Trio Solisti – pianist Jon Klibanoff, violinist Maria Bachmann, cellist Alexis Pia Gerlach – has been performing annually at Maverick Concerts for most of the past decade. At this year’s concert on Sunday, July 17, 4 p.m., at the Maverick Concert Hall in Woodstock, the group gave the opening performance in a mini-series called “Bernstein and Friends.”
That title was appropriate for the first half of the concert. Aaron Copland was Bernstein’s mentor for a time and his lifelong friend and colleague. Bright Sheng was Bernstein’s last student. Sheng came all the way from Michigan, where he teaches, to give a pre-concert “lecture/demonstration” with Trio Solisti. He talked largely about his background and his studies with Bernstein (who, Sheng related, promised that as a teacher he would give Sheng the same “hard time” that Copland had given him decades earlier). He and the Trio also demonstrated some passages from his Four Movements for Piano Trio.
The program began with Bernstein’s Trio for Violin, Cello, and Piano, a very early work (1937, when the composer was 19), which I had never heard before. It’s an uncharacteristic, highly romantic work, evidently intended to show off some of the young composer’s abilities. The piano part is highly virtuosic, reminding us of what a fine pianist Bernstein was. And the second movement ends with some outright humor, reminding us of another Bernstein characteristic. This big, expressive performance made a fine case for the music, which is unmemorable but diverting.
Copland’s Vitebsk is one of that composer’s masterpieces, and hearing it was a useful reminder that Copland’s music isn’t all easy-on-the-ears Americana. Appalachian Spring and similar works are superb music, but they don’t tell the whole story about Copland, who was an unpopular avant-garde composer in his early years and continued to alternate challenging music (like Connotations) with euphonious works (like the final Duo for Flute and Piano) throughout his career. Named for a town in Belarus, Vitebsk conveys the inflections of Eastern European Yiddish music with microtones and startling dissonances. Trio Solisti made no attempt to soften the music’s contours in a very powerful and vivid performance that left in the dissonant sting.
Interestingly enough, the Chinese folk elements in Sheng’s Four Movements sometimes sounded remarkably similar to the folk elements of Vitebsk. Sheng’s set, which lasts about thirteen minutes, is intriguingly exotic music, highly changeable from one movement to the next and overall quite enthralling. It was brave of the composer to end his work with such quiet, slow music, but the audience’s attention remained intense. Some portions of this work seemed extremely demanding for the performers. Not being familiar with the music, I have to presume the performance served it well. The composer was certainly smiling enthusiastically enough when he took his bows along with the performers.

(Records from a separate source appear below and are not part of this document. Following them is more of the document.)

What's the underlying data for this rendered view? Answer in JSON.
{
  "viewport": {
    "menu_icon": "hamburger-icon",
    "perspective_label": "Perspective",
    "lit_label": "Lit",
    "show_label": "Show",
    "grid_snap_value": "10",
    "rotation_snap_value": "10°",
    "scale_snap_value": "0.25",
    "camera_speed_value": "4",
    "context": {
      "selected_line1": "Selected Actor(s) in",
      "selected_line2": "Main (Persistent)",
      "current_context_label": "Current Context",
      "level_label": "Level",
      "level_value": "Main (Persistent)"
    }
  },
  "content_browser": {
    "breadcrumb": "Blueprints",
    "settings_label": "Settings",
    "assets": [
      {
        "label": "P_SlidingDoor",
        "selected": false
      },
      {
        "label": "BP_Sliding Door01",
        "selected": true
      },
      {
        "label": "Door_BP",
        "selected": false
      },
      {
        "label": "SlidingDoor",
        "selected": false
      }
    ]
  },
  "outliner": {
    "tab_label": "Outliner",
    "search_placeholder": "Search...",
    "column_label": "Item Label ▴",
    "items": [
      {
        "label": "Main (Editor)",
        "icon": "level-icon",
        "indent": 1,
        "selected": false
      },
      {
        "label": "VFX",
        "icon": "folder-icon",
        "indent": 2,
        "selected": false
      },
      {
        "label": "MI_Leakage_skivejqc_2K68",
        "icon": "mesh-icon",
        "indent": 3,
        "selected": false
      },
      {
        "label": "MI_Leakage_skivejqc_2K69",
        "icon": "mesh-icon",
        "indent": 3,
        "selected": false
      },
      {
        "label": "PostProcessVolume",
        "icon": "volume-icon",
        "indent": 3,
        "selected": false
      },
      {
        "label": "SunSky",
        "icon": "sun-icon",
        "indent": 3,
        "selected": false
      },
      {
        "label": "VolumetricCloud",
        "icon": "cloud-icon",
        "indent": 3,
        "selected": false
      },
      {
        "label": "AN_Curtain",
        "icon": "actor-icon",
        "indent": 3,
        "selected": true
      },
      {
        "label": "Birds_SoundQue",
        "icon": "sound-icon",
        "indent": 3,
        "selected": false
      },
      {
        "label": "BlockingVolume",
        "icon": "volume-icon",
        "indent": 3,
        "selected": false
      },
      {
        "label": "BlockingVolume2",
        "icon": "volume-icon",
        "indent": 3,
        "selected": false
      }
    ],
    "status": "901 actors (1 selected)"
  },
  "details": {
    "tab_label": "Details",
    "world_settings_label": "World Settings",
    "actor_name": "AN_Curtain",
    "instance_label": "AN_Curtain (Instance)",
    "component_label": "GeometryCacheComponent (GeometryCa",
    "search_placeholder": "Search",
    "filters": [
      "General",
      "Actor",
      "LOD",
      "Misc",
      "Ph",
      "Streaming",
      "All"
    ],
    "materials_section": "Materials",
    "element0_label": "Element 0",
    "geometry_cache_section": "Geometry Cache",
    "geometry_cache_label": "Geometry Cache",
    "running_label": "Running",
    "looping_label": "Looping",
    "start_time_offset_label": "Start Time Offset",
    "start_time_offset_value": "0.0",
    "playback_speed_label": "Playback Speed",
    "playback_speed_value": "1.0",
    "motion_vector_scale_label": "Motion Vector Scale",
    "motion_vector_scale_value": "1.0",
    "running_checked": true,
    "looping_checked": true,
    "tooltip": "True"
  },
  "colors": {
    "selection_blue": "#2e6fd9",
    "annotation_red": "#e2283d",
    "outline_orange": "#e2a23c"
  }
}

From now on, I’m going to complain every time a chamber ensemble plays either Dvorák’s “American” Quartet or his “Dumky” Trio. They are both masterpieces and I still enjoy hearing them. But their quality doesn’t excuse the neglect of Dvorák’s other quartets and trios, most of which are very much worth playing. To be fair, Trio Solisti gave us a rousing version of the “Dumky,” playing in throbbing high romantic style with lots of the proper idiomatic flexibility. Klibanoff, playing with the lid up, was fearlessly powerful and the strings were still audible and present throughout, persevering through daunting heat. But Bachmann mentioned to the audience that the ensemble is releasing a new CD shortly with two Dvorák Trios on it. They owe us the other one next season!